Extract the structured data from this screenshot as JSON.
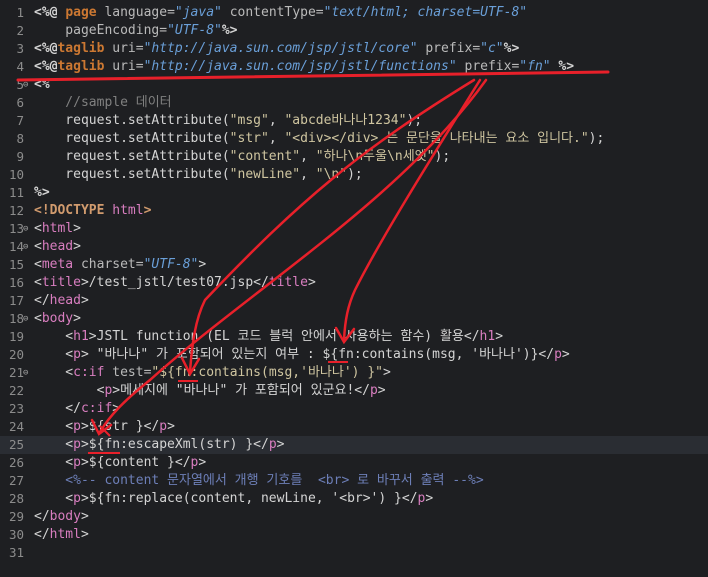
{
  "editor": {
    "current_line": 25,
    "lines": [
      {
        "n": "1",
        "fold": "",
        "tokens": [
          {
            "t": "<%@ ",
            "c": "dir"
          },
          {
            "t": "page ",
            "c": "kw"
          },
          {
            "t": "language=",
            "c": "attr"
          },
          {
            "t": "\"java\"",
            "c": "str"
          },
          {
            "t": " contentType=",
            "c": "attr"
          },
          {
            "t": "\"text/html; charset=UTF-8\"",
            "c": "str"
          }
        ]
      },
      {
        "n": "2",
        "fold": "",
        "tokens": [
          {
            "t": "    pageEncoding=",
            "c": "attr"
          },
          {
            "t": "\"UTF-8\"",
            "c": "str"
          },
          {
            "t": "%>",
            "c": "dir"
          }
        ]
      },
      {
        "n": "3",
        "fold": "",
        "tokens": [
          {
            "t": "<%@",
            "c": "dir"
          },
          {
            "t": "taglib ",
            "c": "kw"
          },
          {
            "t": "uri=",
            "c": "attr"
          },
          {
            "t": "\"http://java.sun.com/jsp/jstl/core\"",
            "c": "str"
          },
          {
            "t": " prefix=",
            "c": "attr"
          },
          {
            "t": "\"c\"",
            "c": "str"
          },
          {
            "t": "%>",
            "c": "dir"
          }
        ]
      },
      {
        "n": "4",
        "fold": "",
        "tokens": [
          {
            "t": "<%@",
            "c": "dir"
          },
          {
            "t": "taglib ",
            "c": "kw"
          },
          {
            "t": "uri=",
            "c": "attr"
          },
          {
            "t": "\"http://java.sun.com/jsp/jstl/functions\"",
            "c": "str"
          },
          {
            "t": " prefix=",
            "c": "attr"
          },
          {
            "t": "\"fn\"",
            "c": "str"
          },
          {
            "t": " %>",
            "c": "dir"
          }
        ]
      },
      {
        "n": "5",
        "fold": "⊖",
        "tokens": [
          {
            "t": "<%",
            "c": "dir"
          }
        ]
      },
      {
        "n": "6",
        "fold": "",
        "tokens": [
          {
            "t": "    //sample 데이터",
            "c": "cmt"
          }
        ]
      },
      {
        "n": "7",
        "fold": "",
        "tokens": [
          {
            "t": "    request.setAttribute(",
            "c": "pln"
          },
          {
            "t": "\"msg\"",
            "c": "str2"
          },
          {
            "t": ", ",
            "c": "pln"
          },
          {
            "t": "\"abcde바나나1234\"",
            "c": "str2"
          },
          {
            "t": ");",
            "c": "pln"
          }
        ]
      },
      {
        "n": "8",
        "fold": "",
        "tokens": [
          {
            "t": "    request.setAttribute(",
            "c": "pln"
          },
          {
            "t": "\"str\"",
            "c": "str2"
          },
          {
            "t": ", ",
            "c": "pln"
          },
          {
            "t": "\"<div></div> 는 문단을 나타내는 요소 입니다.\"",
            "c": "str2"
          },
          {
            "t": ");",
            "c": "pln"
          }
        ]
      },
      {
        "n": "9",
        "fold": "",
        "tokens": [
          {
            "t": "    request.setAttribute(",
            "c": "pln"
          },
          {
            "t": "\"content\"",
            "c": "str2"
          },
          {
            "t": ", ",
            "c": "pln"
          },
          {
            "t": "\"하나\\n두울\\n세엣\"",
            "c": "str2"
          },
          {
            "t": ");",
            "c": "pln"
          }
        ]
      },
      {
        "n": "10",
        "fold": "",
        "tokens": [
          {
            "t": "    request.setAttribute(",
            "c": "pln"
          },
          {
            "t": "\"newLine\"",
            "c": "str2"
          },
          {
            "t": ", ",
            "c": "pln"
          },
          {
            "t": "\"\\n\"",
            "c": "str2"
          },
          {
            "t": ");",
            "c": "pln"
          }
        ]
      },
      {
        "n": "11",
        "fold": "",
        "tokens": [
          {
            "t": "%>",
            "c": "dir"
          }
        ]
      },
      {
        "n": "12",
        "fold": "",
        "tokens": [
          {
            "t": "<!DOCTYPE ",
            "c": "doc"
          },
          {
            "t": "html",
            "c": "tag"
          },
          {
            "t": ">",
            "c": "doc"
          }
        ]
      },
      {
        "n": "13",
        "fold": "⊖",
        "tokens": [
          {
            "t": "<",
            "c": "pln"
          },
          {
            "t": "html",
            "c": "tag"
          },
          {
            "t": ">",
            "c": "pln"
          }
        ]
      },
      {
        "n": "14",
        "fold": "⊖",
        "tokens": [
          {
            "t": "<",
            "c": "pln"
          },
          {
            "t": "head",
            "c": "tag"
          },
          {
            "t": ">",
            "c": "pln"
          }
        ]
      },
      {
        "n": "15",
        "fold": "",
        "tokens": [
          {
            "t": "<",
            "c": "pln"
          },
          {
            "t": "meta ",
            "c": "tag"
          },
          {
            "t": "charset=",
            "c": "attr"
          },
          {
            "t": "\"UTF-8\"",
            "c": "str"
          },
          {
            "t": ">",
            "c": "pln"
          }
        ]
      },
      {
        "n": "16",
        "fold": "",
        "tokens": [
          {
            "t": "<",
            "c": "pln"
          },
          {
            "t": "title",
            "c": "tag"
          },
          {
            "t": ">/test_jstl/test07.jsp</",
            "c": "pln"
          },
          {
            "t": "title",
            "c": "tag"
          },
          {
            "t": ">",
            "c": "pln"
          }
        ]
      },
      {
        "n": "17",
        "fold": "",
        "tokens": [
          {
            "t": "</",
            "c": "pln"
          },
          {
            "t": "head",
            "c": "tag"
          },
          {
            "t": ">",
            "c": "pln"
          }
        ]
      },
      {
        "n": "18",
        "fold": "⊖",
        "tokens": [
          {
            "t": "<",
            "c": "pln"
          },
          {
            "t": "body",
            "c": "tag"
          },
          {
            "t": ">",
            "c": "pln"
          }
        ]
      },
      {
        "n": "19",
        "fold": "",
        "tokens": [
          {
            "t": "    <",
            "c": "pln"
          },
          {
            "t": "h1",
            "c": "tag"
          },
          {
            "t": ">JSTL function (EL 코드 블럭 안에서 사용하는 함수) 활용</",
            "c": "pln"
          },
          {
            "t": "h1",
            "c": "tag"
          },
          {
            "t": ">",
            "c": "pln"
          }
        ]
      },
      {
        "n": "20",
        "fold": "",
        "tokens": [
          {
            "t": "    <",
            "c": "pln"
          },
          {
            "t": "p",
            "c": "tag"
          },
          {
            "t": "> \"바나나\" 가 포함되어 있는지 여부 : ${fn:contains(msg, '바나나')}</",
            "c": "pln"
          },
          {
            "t": "p",
            "c": "tag"
          },
          {
            "t": ">",
            "c": "pln"
          }
        ]
      },
      {
        "n": "21",
        "fold": "⊖",
        "tokens": [
          {
            "t": "    <",
            "c": "pln"
          },
          {
            "t": "c:if ",
            "c": "tag"
          },
          {
            "t": "test=",
            "c": "attr"
          },
          {
            "t": "\"${fn:contains(msg,'바나나') }\"",
            "c": "str2"
          },
          {
            "t": ">",
            "c": "pln"
          }
        ]
      },
      {
        "n": "22",
        "fold": "",
        "tokens": [
          {
            "t": "        <",
            "c": "pln"
          },
          {
            "t": "p",
            "c": "tag"
          },
          {
            "t": ">메세지에 \"바나나\" 가 포함되어 있군요!</",
            "c": "pln"
          },
          {
            "t": "p",
            "c": "tag"
          },
          {
            "t": ">",
            "c": "pln"
          }
        ]
      },
      {
        "n": "23",
        "fold": "",
        "tokens": [
          {
            "t": "    </",
            "c": "pln"
          },
          {
            "t": "c:if",
            "c": "tag"
          },
          {
            "t": ">",
            "c": "pln"
          }
        ]
      },
      {
        "n": "24",
        "fold": "",
        "tokens": [
          {
            "t": "    <",
            "c": "pln"
          },
          {
            "t": "p",
            "c": "tag"
          },
          {
            "t": ">${str }</",
            "c": "pln"
          },
          {
            "t": "p",
            "c": "tag"
          },
          {
            "t": ">",
            "c": "pln"
          }
        ]
      },
      {
        "n": "25",
        "fold": "",
        "tokens": [
          {
            "t": "    <",
            "c": "pln"
          },
          {
            "t": "p",
            "c": "tag"
          },
          {
            "t": ">${fn:escapeXml(str) }</",
            "c": "pln"
          },
          {
            "t": "p",
            "c": "tag"
          },
          {
            "t": ">",
            "c": "pln"
          }
        ]
      },
      {
        "n": "26",
        "fold": "",
        "tokens": [
          {
            "t": "    <",
            "c": "pln"
          },
          {
            "t": "p",
            "c": "tag"
          },
          {
            "t": ">${content }</",
            "c": "pln"
          },
          {
            "t": "p",
            "c": "tag"
          },
          {
            "t": ">",
            "c": "pln"
          }
        ]
      },
      {
        "n": "27",
        "fold": "",
        "tokens": [
          {
            "t": "    <%-- content 문자열에서 개행 기호를  <br> 로 바꾸서 출력 --%>",
            "c": "cmt2"
          }
        ]
      },
      {
        "n": "28",
        "fold": "",
        "tokens": [
          {
            "t": "    <",
            "c": "pln"
          },
          {
            "t": "p",
            "c": "tag"
          },
          {
            "t": ">${fn:replace(content, newLine, '<br>') }</",
            "c": "pln"
          },
          {
            "t": "p",
            "c": "tag"
          },
          {
            "t": ">",
            "c": "pln"
          }
        ]
      },
      {
        "n": "29",
        "fold": "",
        "tokens": [
          {
            "t": "</",
            "c": "pln"
          },
          {
            "t": "body",
            "c": "tag"
          },
          {
            "t": ">",
            "c": "pln"
          }
        ]
      },
      {
        "n": "30",
        "fold": "",
        "tokens": [
          {
            "t": "</",
            "c": "pln"
          },
          {
            "t": "html",
            "c": "tag"
          },
          {
            "t": ">",
            "c": "pln"
          }
        ]
      },
      {
        "n": "31",
        "fold": "",
        "tokens": []
      }
    ]
  },
  "annotation": {
    "color": "#e8202a"
  }
}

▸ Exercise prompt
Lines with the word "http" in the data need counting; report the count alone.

▸ Answer to this task
2